Do you tend to micromanage?
No, that has nothing to do with it. But I am firmly convinced that you have to understand the operational business precisely, especially at the top level. Then you can talk to customers and employees in a completely different way. If they see that you ask questions with passion and expertise, a better relationship is built. I sit in a lot of operational meetings, take minutes, write presentations. I come from the engine room. It encourages people when they see that one of them got into this role because they do things with passion and commitment.

Have there been things on the business level that you have changed?
The key terms are data, technology, workflow. In order to ideally link these areas, we established the Omni platform worldwide under my leadership. We decided not to make a major acquisition for this, but rather to build it ourselves.

I believe in building rather than buying. Things that you build from within usually take a little longer, but are better received. When you buy such solutions from outside, there are always integration difficulties and the risk of silo structures. I come from a local market and know how it feels when someone from headquarters tells you what to do or use, even if it has zero relevance for your market and your customers. That just slows you down and wastes resources. But

Omnicom has made a very big deal with Flywheel.
It is an acquisition of the entire holding company, not the media division. But we are the partner with the most intensive exchange. Realistically speaking, it would not have been possible to build this offering ourselves. Flywheel offers services that we do not have at this scale, for example in the areas of commerce analytics, retail media and software.

Retail media is still the next big thing, right?
Today, every dollar has to do both: build brands and increase sales. That is another reason why retail media is booming. We will see growth rates of between 20 and 30 percent here in the next four to five years. Flywheel is a smart acquisition because it brings both worlds together. Up until now, Omnicom was primarily a brand and communications expert, but now the group is also a sales specialist.


“There are only a few agency managers from Germany who have made the leap to the top of an international network. But for Florian Adamski, this was just a stopover. As global CEO of the media division of the US advertising holding company Omnicom, he is responsible for all of the group’s media activities. He is also a key contact for the group’s customers. Adamski is considered a modern manager who has made a valuable contribution to the media industry beyond the boundaries of his own company.”

There are numerous individual brands under the umbrella of your group. Why do you still need them?
It’s about intensifying cooperation, also with appropriate incentive systems. We now serve many customers in a flexible model with several agency brands at the same time. The most important criterion is always the success of the customer. Everything is built around them, not our own structures. Many service providers still make the mistake of focusing too much on themselves and not on the person who pays them.

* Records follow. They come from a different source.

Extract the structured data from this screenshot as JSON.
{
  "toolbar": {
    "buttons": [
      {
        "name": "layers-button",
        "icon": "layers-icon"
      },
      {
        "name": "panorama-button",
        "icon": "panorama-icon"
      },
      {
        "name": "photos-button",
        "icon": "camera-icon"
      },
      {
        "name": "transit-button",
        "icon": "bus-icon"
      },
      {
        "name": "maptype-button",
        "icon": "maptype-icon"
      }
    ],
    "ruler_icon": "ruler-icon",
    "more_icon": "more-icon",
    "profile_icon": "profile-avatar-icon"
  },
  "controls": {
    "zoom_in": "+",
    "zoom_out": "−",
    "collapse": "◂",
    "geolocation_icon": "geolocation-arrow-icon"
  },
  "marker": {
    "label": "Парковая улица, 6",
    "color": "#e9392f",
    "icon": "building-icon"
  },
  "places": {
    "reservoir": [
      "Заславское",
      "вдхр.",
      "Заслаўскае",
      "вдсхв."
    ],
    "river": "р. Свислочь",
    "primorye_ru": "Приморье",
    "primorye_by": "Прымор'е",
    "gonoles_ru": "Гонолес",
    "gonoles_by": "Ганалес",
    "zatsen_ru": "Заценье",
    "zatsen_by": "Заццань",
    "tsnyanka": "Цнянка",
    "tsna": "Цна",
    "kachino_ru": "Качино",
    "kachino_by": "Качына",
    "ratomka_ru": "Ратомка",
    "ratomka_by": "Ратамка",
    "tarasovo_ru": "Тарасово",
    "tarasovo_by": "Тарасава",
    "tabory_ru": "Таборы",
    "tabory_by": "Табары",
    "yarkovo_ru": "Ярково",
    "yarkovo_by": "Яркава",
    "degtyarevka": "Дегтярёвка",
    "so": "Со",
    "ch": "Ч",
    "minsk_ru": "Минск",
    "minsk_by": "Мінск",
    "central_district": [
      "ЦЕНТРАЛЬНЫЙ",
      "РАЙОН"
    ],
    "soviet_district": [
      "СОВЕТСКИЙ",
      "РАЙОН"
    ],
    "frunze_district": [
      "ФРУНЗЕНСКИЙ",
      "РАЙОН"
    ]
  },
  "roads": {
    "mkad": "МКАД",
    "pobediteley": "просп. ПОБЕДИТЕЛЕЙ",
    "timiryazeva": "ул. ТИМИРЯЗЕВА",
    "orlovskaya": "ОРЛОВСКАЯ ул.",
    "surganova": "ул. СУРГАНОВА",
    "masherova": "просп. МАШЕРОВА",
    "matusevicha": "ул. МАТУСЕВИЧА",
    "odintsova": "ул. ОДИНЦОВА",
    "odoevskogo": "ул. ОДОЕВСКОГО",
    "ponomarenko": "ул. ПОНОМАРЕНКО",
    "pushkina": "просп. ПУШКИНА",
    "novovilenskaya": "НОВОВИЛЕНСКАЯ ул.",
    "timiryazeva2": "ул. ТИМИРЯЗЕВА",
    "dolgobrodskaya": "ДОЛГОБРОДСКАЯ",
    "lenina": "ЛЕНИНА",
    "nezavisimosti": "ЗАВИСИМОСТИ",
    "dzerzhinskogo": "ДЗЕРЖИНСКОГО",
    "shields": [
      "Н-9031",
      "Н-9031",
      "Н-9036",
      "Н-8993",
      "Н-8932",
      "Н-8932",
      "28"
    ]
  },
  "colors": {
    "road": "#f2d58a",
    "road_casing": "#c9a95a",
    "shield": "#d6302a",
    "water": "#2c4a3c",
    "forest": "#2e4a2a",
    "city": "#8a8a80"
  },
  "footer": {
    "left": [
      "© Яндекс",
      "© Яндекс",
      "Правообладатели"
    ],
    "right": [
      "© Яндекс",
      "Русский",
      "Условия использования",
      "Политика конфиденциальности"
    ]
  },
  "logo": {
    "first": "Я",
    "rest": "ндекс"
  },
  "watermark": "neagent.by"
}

That doesn’t exactly sound like a plea for several agency brands.
Yes and no. Customers are looking for the best possible solution from the overall range of a group. But I still strongly believe in a model with differentiated agency brands. They convey orientation, home and values. Under my leadership, the brands will not disappear. The bigger a construct becomes, the more anonymous it also becomes. We need smaller operational units with which employees can identify. OMD and PHD were just named number 1 and 2 of the global networks at the Cannes Lions – this creates loyalty on the part of customers and employees.

And where is the media business heading overall?
The trend is towards more and more specialization, technology, data and a fusion of media, content and CRM. In ten years, there will no longer be any media agencies in their current form.